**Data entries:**
========

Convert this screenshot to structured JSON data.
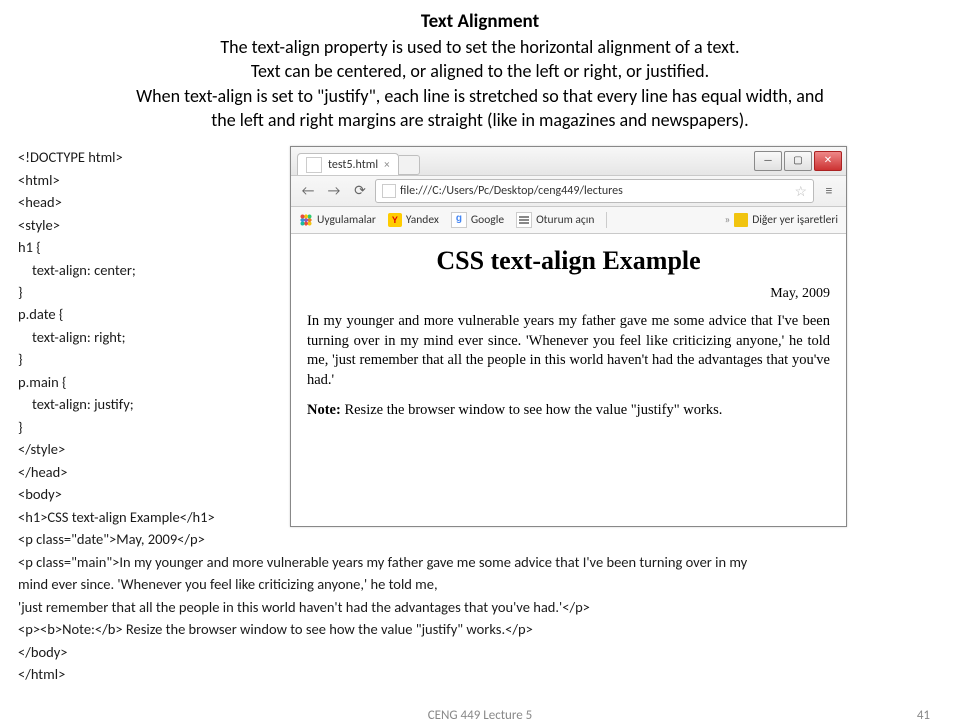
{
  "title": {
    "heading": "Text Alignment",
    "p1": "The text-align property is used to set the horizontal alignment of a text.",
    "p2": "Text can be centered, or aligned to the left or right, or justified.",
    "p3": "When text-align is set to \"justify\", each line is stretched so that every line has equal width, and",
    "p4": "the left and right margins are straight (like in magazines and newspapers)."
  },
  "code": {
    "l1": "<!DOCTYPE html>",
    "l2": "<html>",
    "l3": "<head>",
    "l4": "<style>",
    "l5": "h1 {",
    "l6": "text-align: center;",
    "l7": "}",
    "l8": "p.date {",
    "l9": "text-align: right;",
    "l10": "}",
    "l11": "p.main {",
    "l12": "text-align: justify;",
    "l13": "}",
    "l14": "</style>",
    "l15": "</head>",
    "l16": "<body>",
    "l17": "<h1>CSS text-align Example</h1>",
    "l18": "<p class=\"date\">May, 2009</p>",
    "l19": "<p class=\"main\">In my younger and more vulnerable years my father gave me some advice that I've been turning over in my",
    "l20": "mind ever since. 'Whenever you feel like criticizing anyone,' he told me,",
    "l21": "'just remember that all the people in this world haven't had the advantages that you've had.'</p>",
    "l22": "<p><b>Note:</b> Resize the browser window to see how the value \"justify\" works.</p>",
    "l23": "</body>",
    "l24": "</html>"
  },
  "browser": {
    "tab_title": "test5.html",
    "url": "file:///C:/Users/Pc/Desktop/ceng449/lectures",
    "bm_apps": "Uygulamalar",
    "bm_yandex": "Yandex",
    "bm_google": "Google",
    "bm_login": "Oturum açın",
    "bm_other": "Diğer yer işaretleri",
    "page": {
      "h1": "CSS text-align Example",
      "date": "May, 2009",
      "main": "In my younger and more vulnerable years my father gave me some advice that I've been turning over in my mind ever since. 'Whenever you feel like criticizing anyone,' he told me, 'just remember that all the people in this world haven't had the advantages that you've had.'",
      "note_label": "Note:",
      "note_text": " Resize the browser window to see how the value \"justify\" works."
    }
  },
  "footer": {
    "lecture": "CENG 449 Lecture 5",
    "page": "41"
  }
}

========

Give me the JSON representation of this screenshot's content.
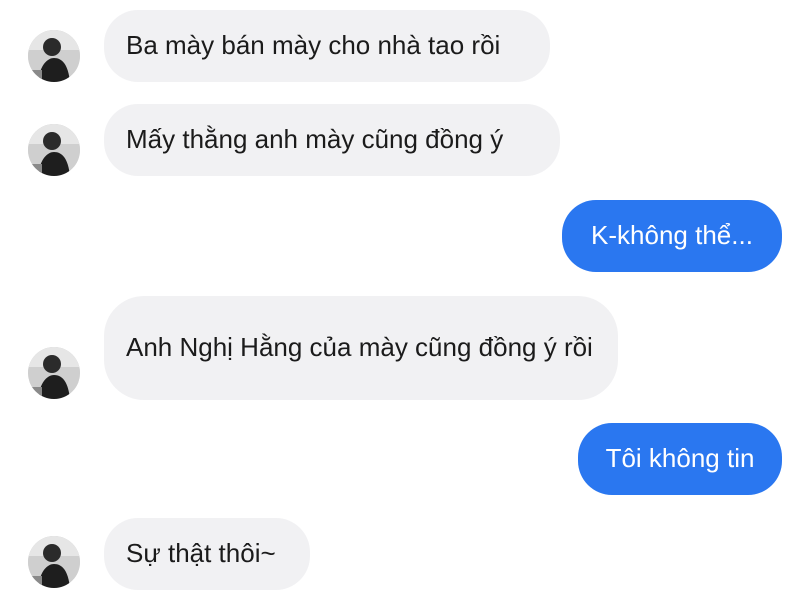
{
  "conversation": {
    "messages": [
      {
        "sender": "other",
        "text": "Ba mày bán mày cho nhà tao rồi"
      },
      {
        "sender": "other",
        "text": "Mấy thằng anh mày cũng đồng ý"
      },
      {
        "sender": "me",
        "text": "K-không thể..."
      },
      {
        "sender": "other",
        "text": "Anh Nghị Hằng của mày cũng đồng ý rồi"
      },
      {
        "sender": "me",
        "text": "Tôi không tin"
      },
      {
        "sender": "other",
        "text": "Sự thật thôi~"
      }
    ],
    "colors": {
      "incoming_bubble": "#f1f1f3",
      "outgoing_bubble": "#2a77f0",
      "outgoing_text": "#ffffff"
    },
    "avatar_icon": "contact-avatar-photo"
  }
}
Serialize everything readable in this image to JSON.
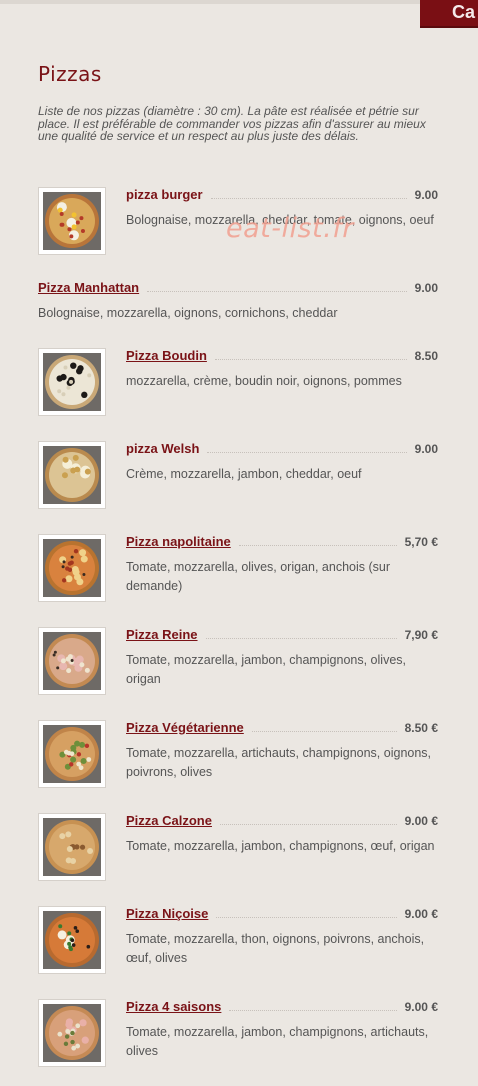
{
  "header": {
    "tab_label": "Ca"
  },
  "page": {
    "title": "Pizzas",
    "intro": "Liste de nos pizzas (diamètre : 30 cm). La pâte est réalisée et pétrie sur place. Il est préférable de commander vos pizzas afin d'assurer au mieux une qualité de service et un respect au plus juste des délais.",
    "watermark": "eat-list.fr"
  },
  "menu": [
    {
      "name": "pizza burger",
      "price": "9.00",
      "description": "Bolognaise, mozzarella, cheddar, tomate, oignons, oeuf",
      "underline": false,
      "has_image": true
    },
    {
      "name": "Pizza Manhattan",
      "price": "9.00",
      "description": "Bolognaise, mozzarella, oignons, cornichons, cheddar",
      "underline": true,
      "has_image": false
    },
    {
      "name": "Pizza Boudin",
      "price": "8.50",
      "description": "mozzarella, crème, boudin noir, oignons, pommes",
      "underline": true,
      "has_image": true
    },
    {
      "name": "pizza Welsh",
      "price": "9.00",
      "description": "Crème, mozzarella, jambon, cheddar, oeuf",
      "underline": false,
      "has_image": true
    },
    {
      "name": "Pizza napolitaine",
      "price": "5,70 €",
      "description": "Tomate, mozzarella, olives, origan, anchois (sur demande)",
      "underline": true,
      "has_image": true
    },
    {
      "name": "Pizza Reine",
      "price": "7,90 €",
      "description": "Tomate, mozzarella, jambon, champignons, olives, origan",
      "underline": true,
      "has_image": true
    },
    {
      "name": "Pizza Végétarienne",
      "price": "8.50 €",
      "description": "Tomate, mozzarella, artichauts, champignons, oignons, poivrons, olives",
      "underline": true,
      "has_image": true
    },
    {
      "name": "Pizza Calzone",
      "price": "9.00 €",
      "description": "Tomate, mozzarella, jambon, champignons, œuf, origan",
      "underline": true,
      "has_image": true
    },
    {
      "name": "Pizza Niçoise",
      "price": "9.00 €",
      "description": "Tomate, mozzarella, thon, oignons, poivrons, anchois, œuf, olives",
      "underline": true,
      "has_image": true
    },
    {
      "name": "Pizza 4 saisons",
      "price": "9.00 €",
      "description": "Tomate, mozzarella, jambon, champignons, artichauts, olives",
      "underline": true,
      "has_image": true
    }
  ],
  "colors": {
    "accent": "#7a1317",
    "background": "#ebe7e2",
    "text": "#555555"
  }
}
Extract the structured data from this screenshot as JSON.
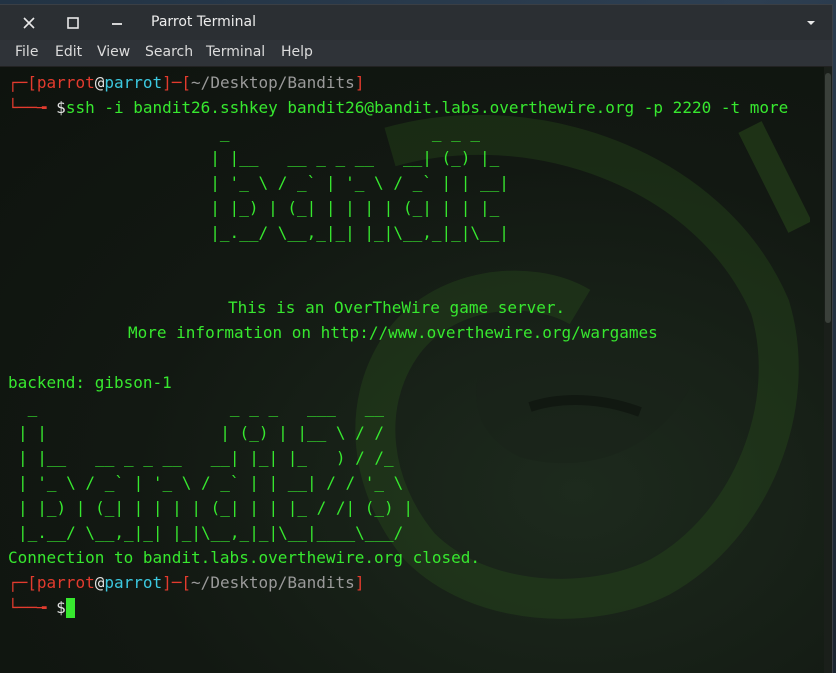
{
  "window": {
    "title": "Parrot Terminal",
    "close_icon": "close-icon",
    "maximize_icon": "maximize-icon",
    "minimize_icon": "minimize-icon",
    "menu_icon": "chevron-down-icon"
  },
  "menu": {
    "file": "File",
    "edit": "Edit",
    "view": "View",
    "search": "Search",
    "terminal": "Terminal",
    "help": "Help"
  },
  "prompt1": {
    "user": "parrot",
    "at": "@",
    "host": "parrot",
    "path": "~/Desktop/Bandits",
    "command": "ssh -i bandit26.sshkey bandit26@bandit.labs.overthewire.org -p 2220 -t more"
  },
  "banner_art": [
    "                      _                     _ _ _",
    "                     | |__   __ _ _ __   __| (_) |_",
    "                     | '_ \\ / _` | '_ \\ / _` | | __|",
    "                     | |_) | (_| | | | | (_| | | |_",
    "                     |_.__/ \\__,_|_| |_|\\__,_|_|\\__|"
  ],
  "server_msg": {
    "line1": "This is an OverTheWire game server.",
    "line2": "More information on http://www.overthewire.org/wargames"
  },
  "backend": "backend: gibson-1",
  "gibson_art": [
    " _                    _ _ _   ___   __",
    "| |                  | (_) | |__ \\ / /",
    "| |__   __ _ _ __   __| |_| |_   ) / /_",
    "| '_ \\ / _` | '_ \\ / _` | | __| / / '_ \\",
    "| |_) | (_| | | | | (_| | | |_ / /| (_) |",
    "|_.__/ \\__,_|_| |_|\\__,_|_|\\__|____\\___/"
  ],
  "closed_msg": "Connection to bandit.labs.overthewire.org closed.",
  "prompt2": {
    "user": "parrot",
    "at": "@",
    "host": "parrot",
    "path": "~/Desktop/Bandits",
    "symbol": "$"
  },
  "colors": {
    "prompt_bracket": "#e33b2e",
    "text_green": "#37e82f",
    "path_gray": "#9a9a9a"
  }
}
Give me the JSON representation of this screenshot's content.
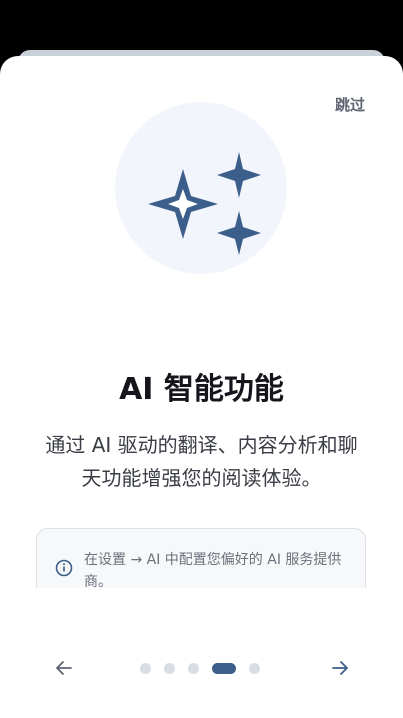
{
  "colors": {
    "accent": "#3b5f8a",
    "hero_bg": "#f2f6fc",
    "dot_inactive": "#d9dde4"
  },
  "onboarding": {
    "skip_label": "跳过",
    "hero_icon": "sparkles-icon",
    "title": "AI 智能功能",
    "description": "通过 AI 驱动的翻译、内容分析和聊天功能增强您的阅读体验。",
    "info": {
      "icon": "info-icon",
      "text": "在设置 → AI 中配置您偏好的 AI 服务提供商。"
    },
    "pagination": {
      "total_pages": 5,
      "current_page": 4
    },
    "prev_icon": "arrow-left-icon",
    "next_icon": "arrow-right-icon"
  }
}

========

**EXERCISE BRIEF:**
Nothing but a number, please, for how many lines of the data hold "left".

**SOLUTION TO THIS PROBLEM:**
3